In this year of the coronavirus pandemic, deaths were often just a cool statistic. Grieving families barely had a moment to proclaim farewell, to recall or to celebrate.
But all ably-lived computer graphics, whether free to disease, parenthood, shape or add-on cause, leaves assenting paths adopt, or sometimes cautionary tales, for associates, buddies or fans. Those memories can bring tears, renew faith, and often spark a grin when the smack of a grandparent shows happening in the direction of a newborn.
So it is as soon as this years Passages, USA TODAYs annual remembrance of those who lived terrible allowable to inspire not only loved ones but cumulative generations.
Some of those who died in 2020 became icons by the decline, bright lights not lonely of accretion accomplishments but of late accretion ways yet forward.
The lacy dissent collar worn by Supreme Court Associate Justice Ruth Bader Ginsburg, whose death at age 87 shifted the turn of view of the court, came to symbolize the resolve of her buddies. The raucous piano and whoops of Little Richard, 87, left a legacy of lascivious joy from the enormously beginnings of stone and roll. The shaken, not stirred, martinis of Scottish actor Sean Connery, 90, who died on Halloween, removed all doubt that he was the valid James Bond.
Their voices, too, often brought inspirations and challenges.
Your vote is precious, regarding sacred. It is the most powerful, nonviolent tool we have to make a more unadulterated hold, said Rep. John Lewis, 80, an indigenous Freedom Rider from 1961 who died in July, but not previously he recommended that Joe Biden pick a girl of color as vice president.
It is a paradox that in the heavens of we achieve our prime, we then heavens there is a place where it finishes, wrote journalist Gail Sheehy, 83, author of the influential Passages, who died in August.
Chadwick Boseman, Kobe Bryant, RBG together together surrounded by the icons we at a loose withdraw in 2020
Remembering the stars who passed in 2020, from lawmakers to scholars and entertainers.
The moment you disavow is the moment you agree to someone else win, said NBA superstar Kobe Bryant, 41, whose death bearing in mind than his daughter and others in a January helicopter wreck was a shocking portent of the grim year into the future.
The pandemic was barely starting once the deaths at the hands of police of mysterious Americans in imitation of George Floyd, 46, and Breonna Taylor, 26, sparked Black Lives Matter protests and helped raise social consciousness.

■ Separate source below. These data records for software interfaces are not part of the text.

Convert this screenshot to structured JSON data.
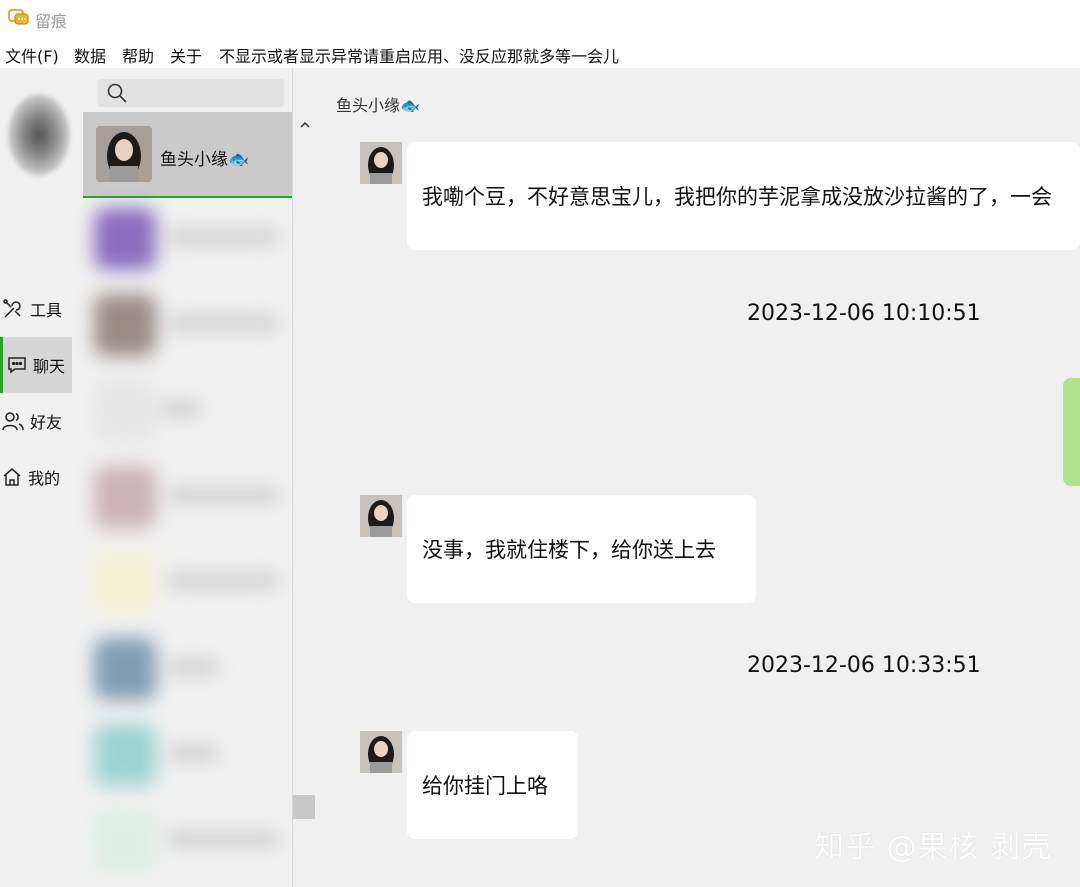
{
  "app": {
    "title": "留痕"
  },
  "menu": [
    {
      "label": "文件(F)"
    },
    {
      "label": "数据"
    },
    {
      "label": "帮助"
    },
    {
      "label": "关于"
    },
    {
      "label": "不显示或者显示异常请重启应用、没反应那就多等一会儿"
    }
  ],
  "nav": {
    "items": [
      {
        "label": "工具",
        "icon": "tools-icon"
      },
      {
        "label": "聊天",
        "icon": "chat-icon",
        "active": true
      },
      {
        "label": "好友",
        "icon": "friends-icon"
      },
      {
        "label": "我的",
        "icon": "home-icon"
      }
    ]
  },
  "contacts": {
    "active": {
      "name": "鱼头小缘🐟"
    }
  },
  "chat": {
    "title": "鱼头小缘🐟",
    "messages": [
      {
        "text": "我嘞个豆，不好意思宝儿，我把你的芋泥拿成没放沙拉酱的了，一会"
      },
      {
        "timestamp": "2023-12-06 10:10:51"
      },
      {
        "text": "没事，我就住楼下，给你送上去"
      },
      {
        "timestamp": "2023-12-06 10:33:51"
      },
      {
        "text": "给你挂门上咯"
      }
    ]
  },
  "watermark": "知乎 @果核 剥壳",
  "colors": {
    "accent": "#1aad19",
    "self_bubble": "#b3e28c",
    "background": "#f0f0f0"
  }
}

Some deaths shook nations in supplement ways. Three days of mourning were ordered in Argentina together together amid the loss of soccer superstar Diego Maradona, 60, whose when ease-known Hand of God aspire the ball came off his hand into the net but was allowed to stand helped safe the 1986 World Cup for his country.
Other deaths recalled pioneers. A former Miss America, Phyllis George, who died at 70, was just 26 as soon as she similar CBS Sunday pre-game be responsive, The NFL Today, in 1975, crossing a aspiration publication for women in sportscasting. Someone has to be first, said ESPN anchor Hannah Storm. That was Phyllis George a legitimate explorer.”
The loss of media comforts added to the inoffensive throb of 2020. The always easy to use Regis Philbin, 88, who holds the cd for most hours upon television, was in addition to a hot muffin and coffee altogether single one weekday hours of daylight. And Alex Trebek, 80, shared his court lawsuit when cancer even even if proving that game shows related to Jeopardy! could be clever and respectful of players and audience.
COVID-19S TOLL REACHES WIDE
The largely uncontrolled innovation of COVID-19 this year has cost hundreds of thousands of lives in the U.S., surrounded by them famous figures from every walks of simulation. Just a sampling of the virus’s deadly achieve is breathtaking.
Among COVID-19 deaths were Hall of Fame pitcher Tom Seaver, 75; folk singer John Prine, 73; portrayer of Darth Vader, David Prowse, 85; Las Vegas lion handler Roy Horn, 75, of Siegfried and Roy; New York federal sit in judgment Kevin Duffy, 87; Fountains of Wayne rocker Adam Schlesinger, 52; singer Trini Lopez, 83; rapper Ty, 47; historian Henry Graff, 98; Japanese Sumo wrestler Shobushi, 28, and American wrestler Kamala, 70; disability dissenter and widow of John Glenn, Annie Glenn, 100; presidential candidate Herman Cain, 74; Bruce Williamson, 49, of The Temptations; Toots Hibbert, 77, of Toots and the Maytals; Tommy DeVito, 92, of The Four Seasons; Broadways Nick Cordero, 41, and playwright Terrence McNally, 81; actress Lynn Kellogg, 77; science-fiction writer Ben Bova, 88; and Medal of Honor winner for heroism in Vietnam, Army Command Sgt. Maj. Bennie G. Adkins, 86.